This IPPR report argues for schools to be developed as hubs for local services supporting children’s health and wellbeing.
Too few children are following online safety advice taught in school or from their parents, especially as they got older.
On average in England, teachers' pay at the top of their salary scales is 152 per cent higher than for those at the start of their careers.
Despite a surge in applications to ITT and a likely increase in teacher retention, teacher supply gaps are unlikely to close fully this year.
88% of teachers believe the pandemic has accelerated “hybrid learning” – where youngsters learn at home and in the classroom – and 74% believe online and digital learning platforms are critical to primary and secondary education moving forward.
This LGA report makes several key recommendations to support an inclusive economic recovery by helping young people to ensure that the next generation doesn’t become a lost ‘pandemic generation’ with scars for years to come.
It is estimated that roughly 1.4 million children aged from 2 to 15 years old were classified obese in 2018. Not only is obesity increasing for 10 to 11 year olds, it is increasing even faster for children in deprived areas.

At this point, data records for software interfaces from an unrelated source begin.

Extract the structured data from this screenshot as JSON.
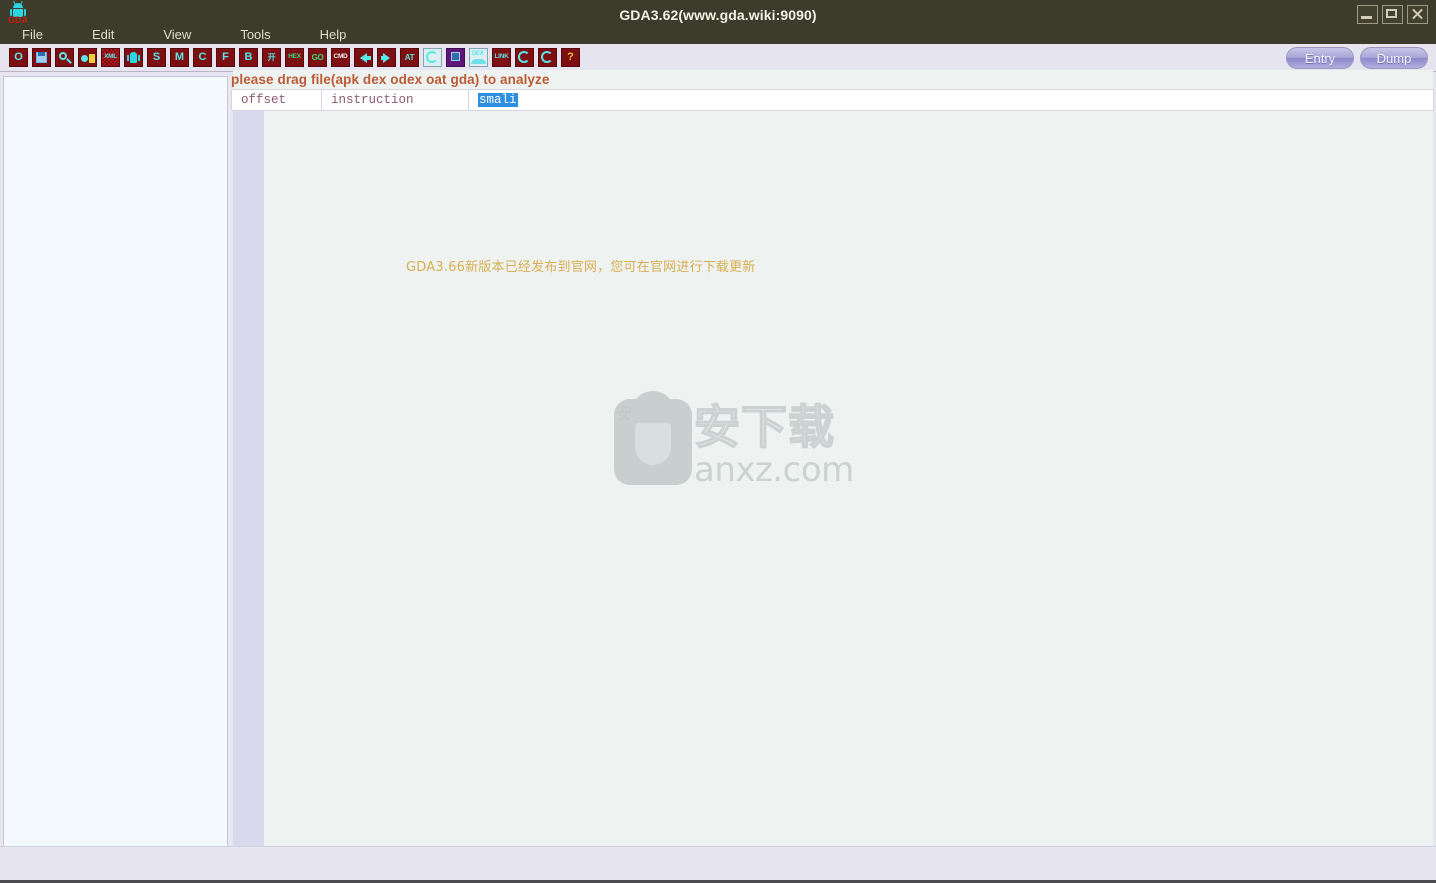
{
  "window": {
    "title": "GDA3.62(www.gda.wiki:9090)",
    "app_icon": "android-robot-icon",
    "app_icon_label": "GDA",
    "controls": {
      "minimize": "minimize-icon",
      "maximize": "maximize-icon",
      "close": "close-icon"
    }
  },
  "menubar": {
    "items": [
      {
        "label": "File"
      },
      {
        "label": "Edit"
      },
      {
        "label": "View"
      },
      {
        "label": "Tools"
      },
      {
        "label": "Help"
      }
    ]
  },
  "toolbar": {
    "icons": [
      {
        "name": "open-file-icon",
        "glyph": "O",
        "style": ""
      },
      {
        "name": "save-icon",
        "glyph": "",
        "style": "save"
      },
      {
        "name": "search-icon",
        "glyph": "",
        "style": "magnifier"
      },
      {
        "name": "toggle-view-icon",
        "glyph": "",
        "style": "pill"
      },
      {
        "name": "xml-viewer-icon",
        "glyph": "XML",
        "style": "checker micro"
      },
      {
        "name": "android-manifest-icon",
        "glyph": "",
        "style": "droid"
      },
      {
        "name": "string-list-icon",
        "glyph": "S",
        "style": ""
      },
      {
        "name": "method-list-icon",
        "glyph": "M",
        "style": ""
      },
      {
        "name": "class-list-icon",
        "glyph": "C",
        "style": ""
      },
      {
        "name": "field-list-icon",
        "glyph": "F",
        "style": ""
      },
      {
        "name": "bytecode-icon",
        "glyph": "B",
        "style": ""
      },
      {
        "name": "tree-structure-icon",
        "glyph": "开",
        "style": ""
      },
      {
        "name": "hex-view-icon",
        "glyph": "HEX",
        "style": "green micro"
      },
      {
        "name": "goto-icon",
        "glyph": "GO",
        "style": "green tiny"
      },
      {
        "name": "command-icon",
        "glyph": "CMD",
        "style": "white micro"
      },
      {
        "name": "back-arrow-icon",
        "glyph": "",
        "style": "arrow-left"
      },
      {
        "name": "forward-arrow-icon",
        "glyph": "",
        "style": "arrow-right"
      },
      {
        "name": "at-icon",
        "glyph": "AT",
        "style": "tiny"
      },
      {
        "name": "debug-icon",
        "glyph": "",
        "style": "pale"
      },
      {
        "name": "notes-icon",
        "glyph": "",
        "style": "purple"
      },
      {
        "name": "dex-icon",
        "glyph": "DEX",
        "style": "pale micro"
      },
      {
        "name": "link-icon",
        "glyph": "LINK",
        "style": "micro"
      },
      {
        "name": "refresh-icon",
        "glyph": "",
        "style": "reload1"
      },
      {
        "name": "undo-icon",
        "glyph": "",
        "style": "reload2"
      },
      {
        "name": "help-icon",
        "glyph": "?",
        "style": "yellow"
      }
    ],
    "entry_label": "Entry",
    "dump_label": "Dump"
  },
  "main": {
    "drag_hint": "please drag file(apk dex odex oat gda) to analyze",
    "columns": [
      {
        "label": "offset",
        "selected": false
      },
      {
        "label": "instruction",
        "selected": false
      },
      {
        "label": "smali",
        "selected": true
      }
    ],
    "notice": "GDA3.66新版本已经发布到官网，您可在官网进行下载更新"
  },
  "watermark": {
    "shield_char": "安",
    "cn_text": "安下载",
    "en_text": "anxz.com"
  },
  "colors": {
    "titlebar": "#3d3c2c",
    "toolbar": "#e6e5ef",
    "icon_red": "#7d0e12",
    "icon_cyan": "#57e8e8",
    "hint_orange": "#bb5a33",
    "notice_gold": "#d8ae52",
    "selection_blue": "#2f8fe0",
    "gutter": "#d9d8ec",
    "editor_bg": "#eef3f1",
    "tree_bg": "#f4f9fd"
  }
}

The financial health of the college sector remains fragile. Evidence shows that financial pressures are affecting wider aspects of provision such as the breadth of the curriculum and levels of student support.
College staff leave at rates higher than primary and secondary schools. The most common reasons that teachers and leaders gave for leaving the FE sector were poor college management and unmanageable workload.
School spending per pupil in England fell by 9% in real terms between 2009–10 and 2019–20. This represents the largest cut in over 40 years.